**Entries supplied**
——————

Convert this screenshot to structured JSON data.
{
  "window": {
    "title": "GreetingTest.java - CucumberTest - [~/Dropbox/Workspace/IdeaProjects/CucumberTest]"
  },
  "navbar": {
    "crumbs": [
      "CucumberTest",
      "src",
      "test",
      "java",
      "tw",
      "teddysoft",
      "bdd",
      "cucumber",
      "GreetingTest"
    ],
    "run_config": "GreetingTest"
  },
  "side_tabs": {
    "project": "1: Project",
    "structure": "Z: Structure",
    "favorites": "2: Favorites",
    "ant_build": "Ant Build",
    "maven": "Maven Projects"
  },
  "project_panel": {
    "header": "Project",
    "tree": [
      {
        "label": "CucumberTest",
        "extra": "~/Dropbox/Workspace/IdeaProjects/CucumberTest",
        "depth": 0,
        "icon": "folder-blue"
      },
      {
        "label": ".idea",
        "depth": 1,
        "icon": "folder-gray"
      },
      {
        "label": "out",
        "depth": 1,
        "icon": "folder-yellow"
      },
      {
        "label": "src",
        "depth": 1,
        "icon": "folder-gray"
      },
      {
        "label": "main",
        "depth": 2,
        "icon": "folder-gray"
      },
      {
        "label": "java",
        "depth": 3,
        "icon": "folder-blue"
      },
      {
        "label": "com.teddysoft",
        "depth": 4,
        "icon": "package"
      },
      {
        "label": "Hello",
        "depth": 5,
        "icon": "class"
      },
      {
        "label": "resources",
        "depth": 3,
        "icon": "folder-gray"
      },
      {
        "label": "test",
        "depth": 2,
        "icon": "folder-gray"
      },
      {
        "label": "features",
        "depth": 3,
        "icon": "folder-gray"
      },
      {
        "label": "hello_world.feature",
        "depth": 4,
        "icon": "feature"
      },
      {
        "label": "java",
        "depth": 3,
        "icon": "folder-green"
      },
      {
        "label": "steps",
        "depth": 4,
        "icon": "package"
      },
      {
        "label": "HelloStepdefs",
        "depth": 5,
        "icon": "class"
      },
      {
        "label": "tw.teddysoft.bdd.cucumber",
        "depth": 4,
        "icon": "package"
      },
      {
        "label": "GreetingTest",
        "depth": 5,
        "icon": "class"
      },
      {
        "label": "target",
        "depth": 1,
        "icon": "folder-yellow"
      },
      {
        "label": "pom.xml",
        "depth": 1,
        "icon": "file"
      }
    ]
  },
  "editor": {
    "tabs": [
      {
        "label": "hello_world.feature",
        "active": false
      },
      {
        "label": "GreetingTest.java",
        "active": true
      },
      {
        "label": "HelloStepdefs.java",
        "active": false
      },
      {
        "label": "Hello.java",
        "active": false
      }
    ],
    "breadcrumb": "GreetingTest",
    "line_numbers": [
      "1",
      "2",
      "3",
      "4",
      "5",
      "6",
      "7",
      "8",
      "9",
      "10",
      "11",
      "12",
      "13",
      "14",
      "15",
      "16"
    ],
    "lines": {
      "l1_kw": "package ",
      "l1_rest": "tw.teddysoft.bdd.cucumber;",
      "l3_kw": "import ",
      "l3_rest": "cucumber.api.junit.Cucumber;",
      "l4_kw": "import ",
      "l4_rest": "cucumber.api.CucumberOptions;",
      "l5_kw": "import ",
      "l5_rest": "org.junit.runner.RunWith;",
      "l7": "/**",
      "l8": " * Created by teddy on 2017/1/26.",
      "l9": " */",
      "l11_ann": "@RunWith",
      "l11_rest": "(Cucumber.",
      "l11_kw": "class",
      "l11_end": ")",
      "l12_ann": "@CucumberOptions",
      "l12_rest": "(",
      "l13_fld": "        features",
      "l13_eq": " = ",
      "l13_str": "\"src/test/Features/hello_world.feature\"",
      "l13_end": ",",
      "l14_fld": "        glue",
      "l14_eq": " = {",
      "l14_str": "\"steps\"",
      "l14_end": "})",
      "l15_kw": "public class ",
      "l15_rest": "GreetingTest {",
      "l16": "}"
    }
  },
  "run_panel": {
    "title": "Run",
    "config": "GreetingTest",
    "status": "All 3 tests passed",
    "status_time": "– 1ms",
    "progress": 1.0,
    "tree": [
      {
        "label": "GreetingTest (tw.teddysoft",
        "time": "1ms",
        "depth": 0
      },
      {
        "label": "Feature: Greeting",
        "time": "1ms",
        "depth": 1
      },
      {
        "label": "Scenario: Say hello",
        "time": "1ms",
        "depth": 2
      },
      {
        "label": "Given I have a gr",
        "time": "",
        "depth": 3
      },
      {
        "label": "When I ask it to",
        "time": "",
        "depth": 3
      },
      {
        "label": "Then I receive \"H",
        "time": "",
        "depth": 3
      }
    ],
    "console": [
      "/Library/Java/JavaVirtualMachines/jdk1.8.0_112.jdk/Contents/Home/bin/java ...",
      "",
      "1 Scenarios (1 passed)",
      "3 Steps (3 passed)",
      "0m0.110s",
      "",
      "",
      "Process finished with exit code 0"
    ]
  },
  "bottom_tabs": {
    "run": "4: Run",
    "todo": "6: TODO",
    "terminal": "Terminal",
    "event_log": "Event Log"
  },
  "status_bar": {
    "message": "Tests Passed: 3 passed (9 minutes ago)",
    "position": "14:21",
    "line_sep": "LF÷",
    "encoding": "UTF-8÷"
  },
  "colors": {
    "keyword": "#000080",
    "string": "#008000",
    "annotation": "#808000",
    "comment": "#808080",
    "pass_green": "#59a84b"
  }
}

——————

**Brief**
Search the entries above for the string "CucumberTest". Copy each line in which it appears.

**Output of the exercise**
    "title": "GreetingTest.java - CucumberTest - [~/Dropbox/Workspace/IdeaProjects/CucumberTest]"
      "CucumberTest",
        "label": "CucumberTest",
        "extra": "~/Dropbox/Workspace/IdeaProjects/CucumberTest",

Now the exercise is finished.